Careful viewers of the Star Trek: Picard premiere episode, titled “Remembrance,” may have perked up when Dr. Agnes Jurati (Alison Pill) name-dropped a character that longtime fans definitely recognized. Heavy recently spoke to Pill and several Picard executive producers about this reference and whether or not it will impact the story going forward. The short answer is — it definitely will. But read on to find out how.
SPOILER WARNING: Do not keep reading if you haven’t watched the premiere of Star Trek: Picard on CBS All Access yet. There are major spoilers ahead for that episode and light spoilers for the season at large. You have been warned.
Dr. Bruce Maddox Is Important to the Season
During an interview at the 2020 Television Critics Association winter press tour, Heavy had to ask about Dr. Maddox (Brian Brophy). When we brought up name-dropping the Next Generation cyberneticist during the premiere episode, actress Alison Pill laughed and screamed, “I don’t think I can say anything, don’t ask me!”
But in all seriousness, she said she’ll “get in trouble” if she revealed too much, but Pill did tease that Dr. Maddox comes up “more than that time” in the premiere.
Later, executive producers Michael Chabon and Akiva Goldsman were asked if the mention of Dr. Maddox was “an Easter egg,” i.e. a hidden reference or inside joke for longtime fans of the show. The EPs say it was most definitely not an Easter egg.
“With Bruce Maddox we came to Bruce Maddox because we needed Bruce Maddox,” revealed Chabon, with Goldsman adding, “That’s a setup. That’s not an Easter egg.”
They went on to say that for Picard, they “thought of hundreds more Easter eggs” than they actually used on the show. But they said you can’t go overboard on Easter eggs. There has to be a balance of hidden treats for the fans, but they can’t be so prevalent that new fans’ enjoyment will be diminished because they don’t notice the Easter eggs. An Easter egg can’t be something that impacts the plot because that’s unfair to the fans who don’t notice it.
So with Dr. Maddox, “if you hear something and you notice it, it’s coming back,” confirmed Goldsman.
So Where Is Dr. Maddox?
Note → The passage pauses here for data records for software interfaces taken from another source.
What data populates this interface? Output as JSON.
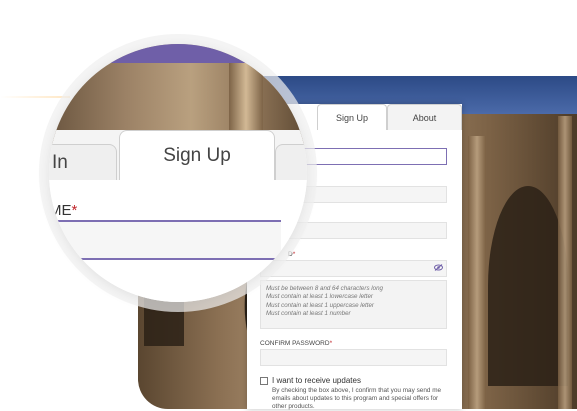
{
  "tabs": [
    {
      "label": "Sign Up",
      "active": true
    },
    {
      "label": "About",
      "active": false
    }
  ],
  "form": {
    "password_label": "D",
    "password_hints": [
      "Must be between 8 and 64 characters long",
      "Must contain at least 1 lowercase letter",
      "Must contain at least 1 uppercase letter",
      "Must contain at least 1 number"
    ],
    "confirm_password_label": "CONFIRM PASSWORD",
    "required_marker": "*",
    "updates_checkbox_label": "I want to receive updates",
    "updates_description": "By checking the box above, I confirm that you may send me emails about updates to this program and special offers for other products."
  },
  "magnifier": {
    "left_tab_label": "In",
    "active_tab_label": "Sign Up",
    "field_label": "ME",
    "required_marker": "*"
  },
  "colors": {
    "accent": "#6f5fa8",
    "focus_border": "#7d6fb3",
    "required": "#c0262b"
  },
  "icons": {
    "password_visibility": "eye-slash-icon"
  }
}
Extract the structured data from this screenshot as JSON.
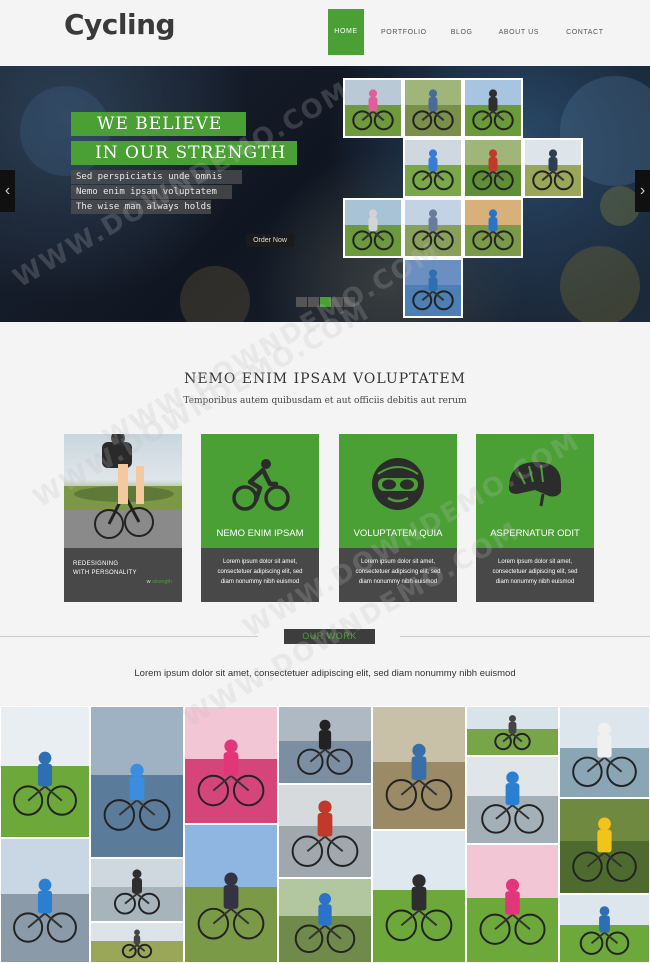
{
  "brand": {
    "logo": "Cycling"
  },
  "nav": {
    "items": [
      {
        "label": "HOME",
        "active": true
      },
      {
        "label": "PORTFOLIO"
      },
      {
        "label": "BLOG"
      },
      {
        "label": "ABOUT US"
      },
      {
        "label": "CONTACT"
      }
    ]
  },
  "hero": {
    "headline_1": "WE BELIEVE",
    "headline_2": "IN OUR STRENGTH",
    "lines": [
      "Sed perspiciatis unde omnis",
      "Nemo enim ipsam voluptatem",
      "The wise man always holds"
    ],
    "cta": "Order Now",
    "prev_icon": "chevron-left-icon",
    "next_icon": "chevron-right-icon",
    "slide_count": 5,
    "active_slide": 3
  },
  "intro": {
    "title": "NEMO ENIM IPSAM VOLUPTATEM",
    "subtitle": "Temporibus autem quibusdam et aut officiis debitis aut rerum"
  },
  "cards": [
    {
      "label_1": "REDESIGNING",
      "label_2": "WITH PERSONALITY",
      "brand_a": "w",
      "brand_b": "strength"
    },
    {
      "title": "NEMO ENIM IPSAM",
      "text_1": "Lorem ipsum dolor sit amet,",
      "text_2": "consectetuer adipiscing elit, sed",
      "text_3": "diam nonummy nibh euismod",
      "icon": "cyclist-icon"
    },
    {
      "title": "VOLUPTATEM QUIA",
      "text_1": "Lorem ipsum dolor sit amet,",
      "text_2": "consectetuer adipiscing elit, sed",
      "text_3": "diam nonummy nibh euismod",
      "icon": "helmet-goggles-icon"
    },
    {
      "title": "ASPERNATUR ODIT",
      "text_1": "Lorem ipsum dolor sit amet,",
      "text_2": "consectetuer adipiscing elit, sed",
      "text_3": "diam nonummy nibh euismod",
      "icon": "helmet-icon"
    }
  ],
  "work": {
    "label": "OUR WORK",
    "text": "Lorem ipsum dolor sit amet, consectetuer adipiscing elit, sed diam nonummy nibh euismod"
  },
  "colors": {
    "accent": "#4a9f35",
    "dark": "#484848",
    "background": "#f4f4f4"
  },
  "watermark": "WWW.DOWNDEMO.COM"
}
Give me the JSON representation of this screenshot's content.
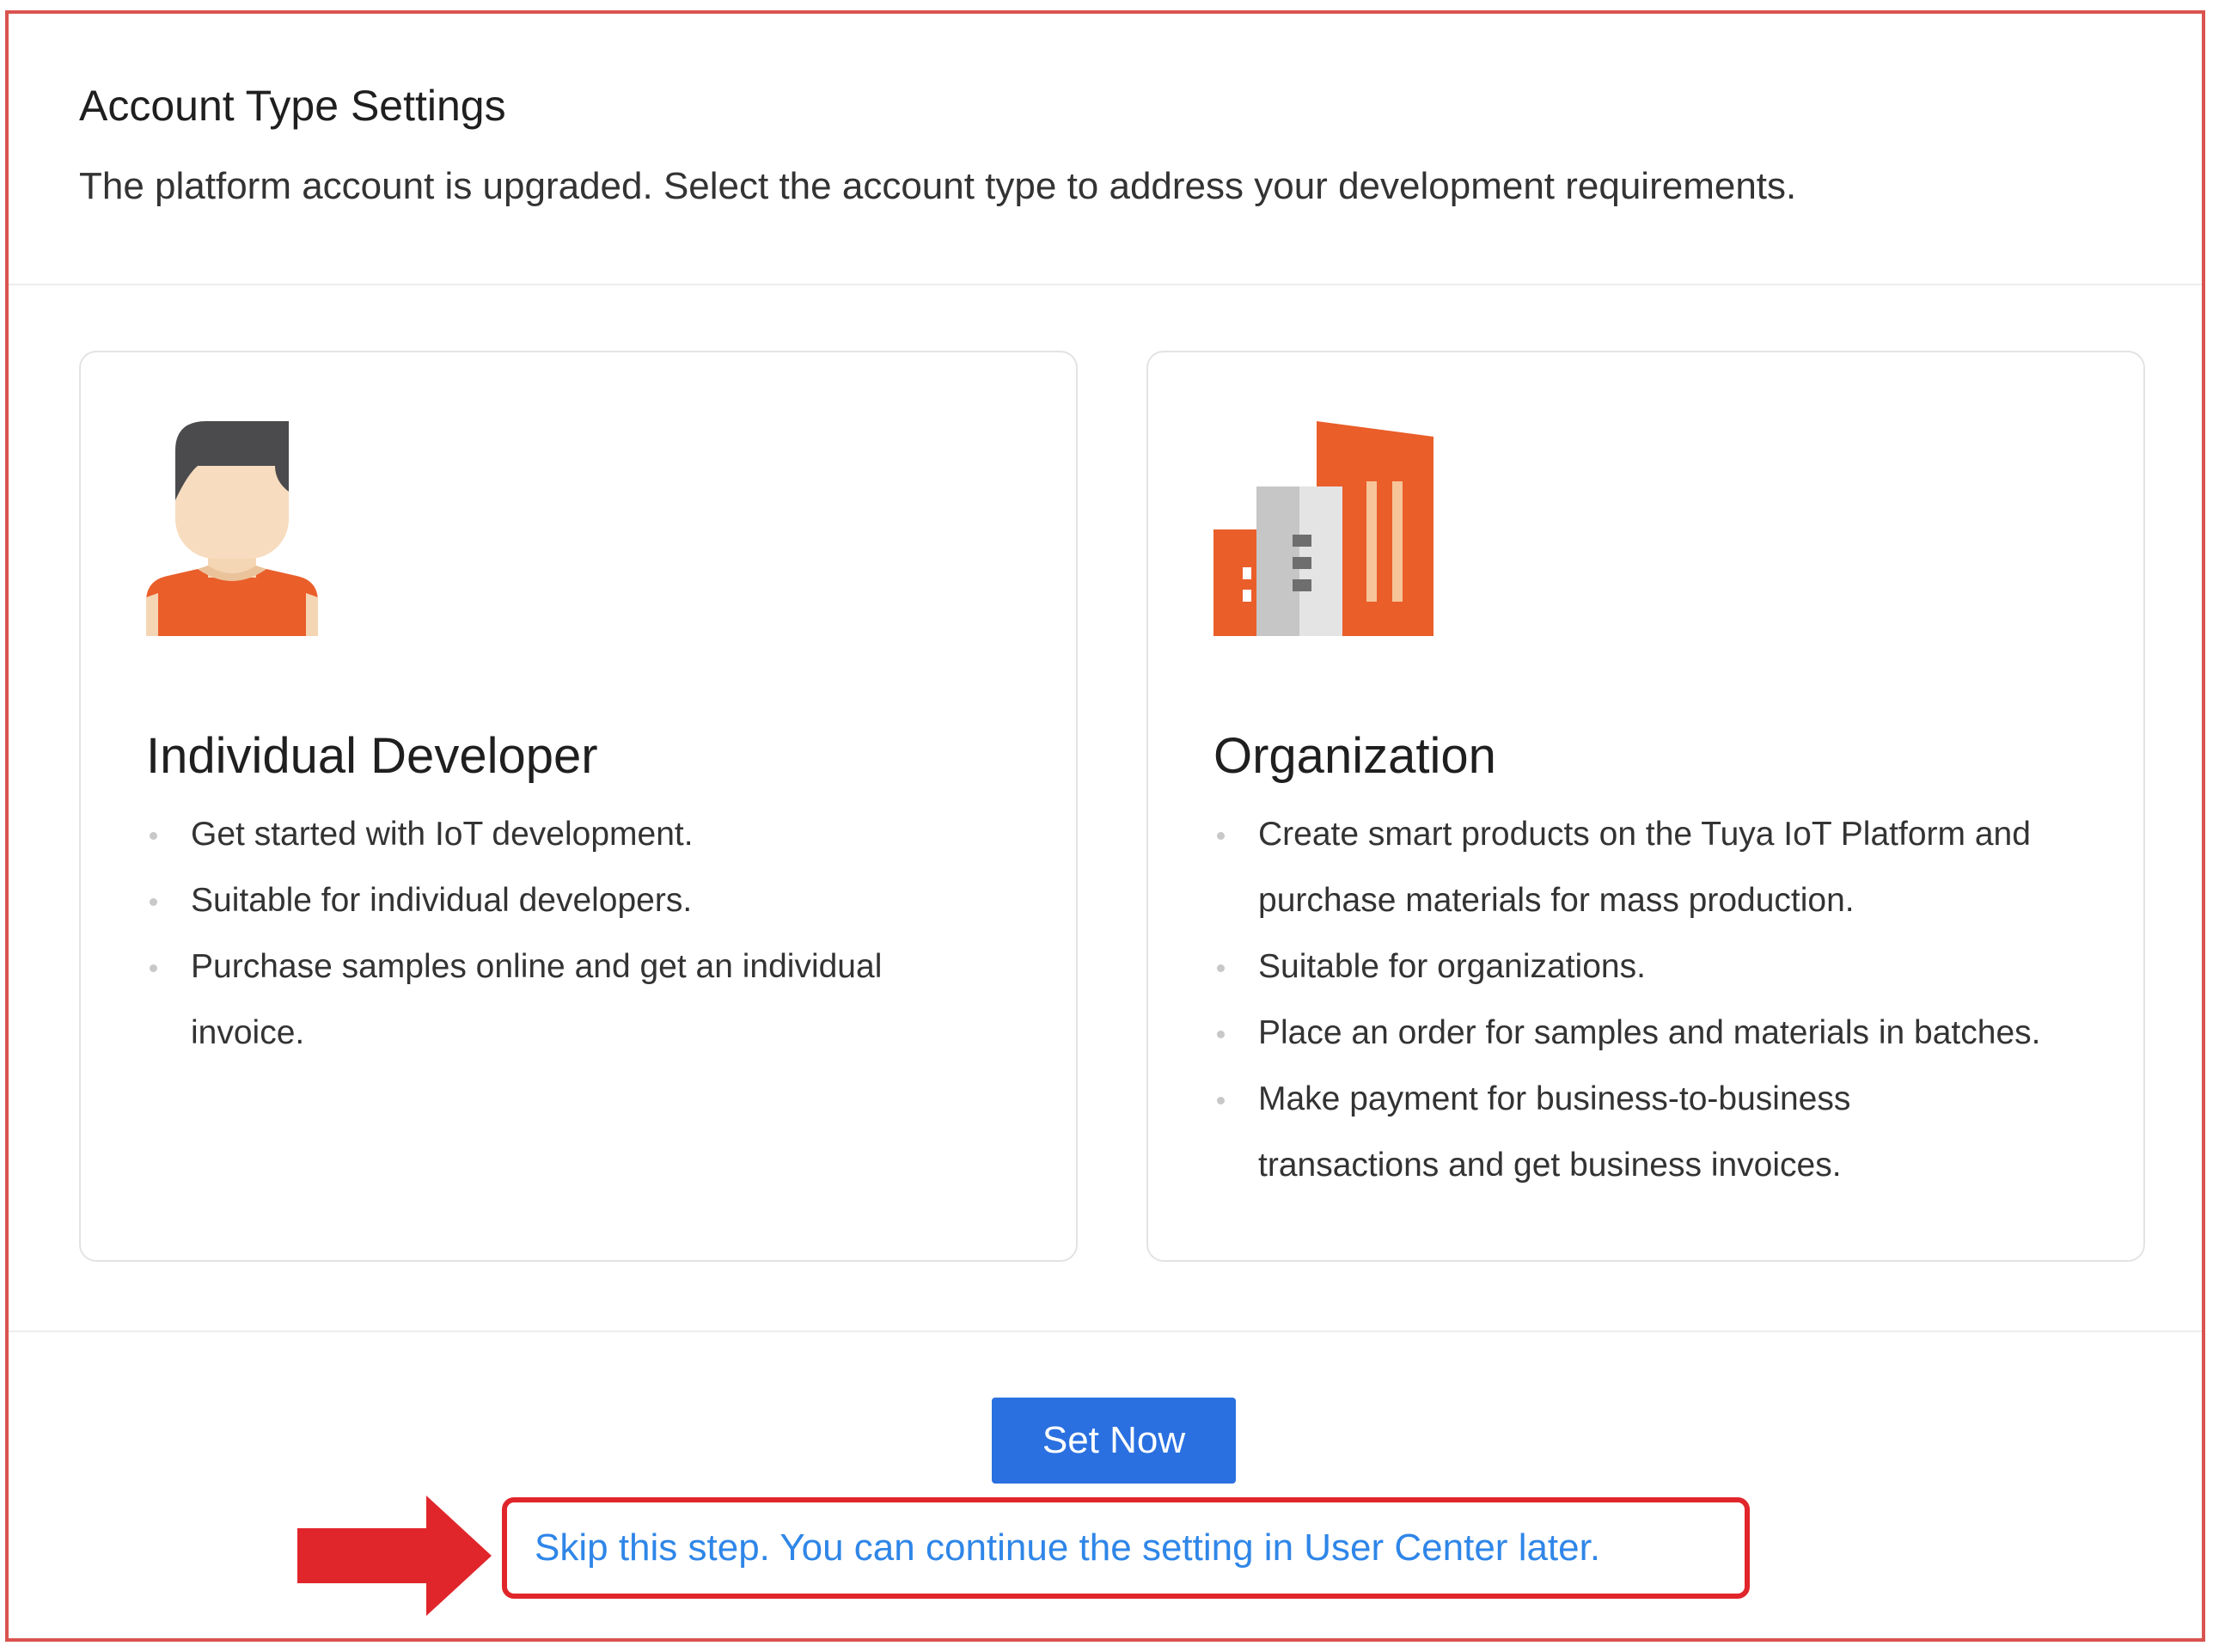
{
  "header": {
    "title": "Account Type Settings",
    "subtitle": "The platform account is upgraded. Select the account type to address your development requirements."
  },
  "cards": [
    {
      "icon": "person-icon",
      "title": "Individual Developer",
      "bullets": [
        "Get started with IoT development.",
        "Suitable for individual developers.",
        "Purchase samples online and get an individual invoice."
      ]
    },
    {
      "icon": "building-icon",
      "title": "Organization",
      "bullets": [
        "Create smart products on the Tuya IoT Platform and purchase materials for mass production.",
        "Suitable for organizations.",
        "Place an order for samples and materials in batches.",
        "Make payment for business-to-business transactions and get business invoices."
      ]
    }
  ],
  "footer": {
    "set_now_label": "Set Now",
    "skip_link_text": "Skip this step. You can continue the setting in User Center later."
  },
  "colors": {
    "primary": "#2a70e0",
    "link": "#2f86e8",
    "highlight": "#e0262b",
    "accent_orange": "#ea5e2a"
  }
}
One of the major plot points of the premiere episode of Picard is that Data (Brent Spiner) is gone — he sacrificed himself for Captain Picard (Patrick Stewart) in the 2002 movie Nemesis — and there is no way to recreate Data’s neural net. But when Picard meets Dahj (Isa Briones), he realizes she is Data’s daughter, “something lovingly and deliberately created” who is “the daughter of a man who was all meaning, all courage.”
Picard travels to the Daystrom Institute, which is where Dr. Maddox originally worked, to find out for himself if it’s possible for someone to have created Dahj, a flesh-and-blood synthetic that passes for human. Dr. Jurati tells him no way — before they were shut down, the Daystrom cyberneticists were still 1000 years away from a sentient flesh-and-blood synthetic. But if they had Data’s neural net, making a flesh-and-blood host body wouldn’t actually be that hard.
Data tried to download his neural net into the android B-4 before he died, but he wasn’t successful. Most of Data’s code was lost. However, Picard and Jurati talk about how she and Maddox, who recruited Jurati out of Starfleet, came “so close” to recreating the science that created Data. Maddox’s theory was that Data’s entire code could be reconstituted from a single neuron. But after the ban on synthetics, Maddox disappeared and Jurati has been unable to find him.
So, did Maddox create Dahj? And also her twin, Soji? It seems like that is what the show implied in its final two scenes. It also seems like Dr. Maddox is going to be very important to the season.
As EP Goldsman said, “If you hear something and you notice it, it’s coming back.”
Star Trek: Picard drops new episodes weekly on CBS All Access.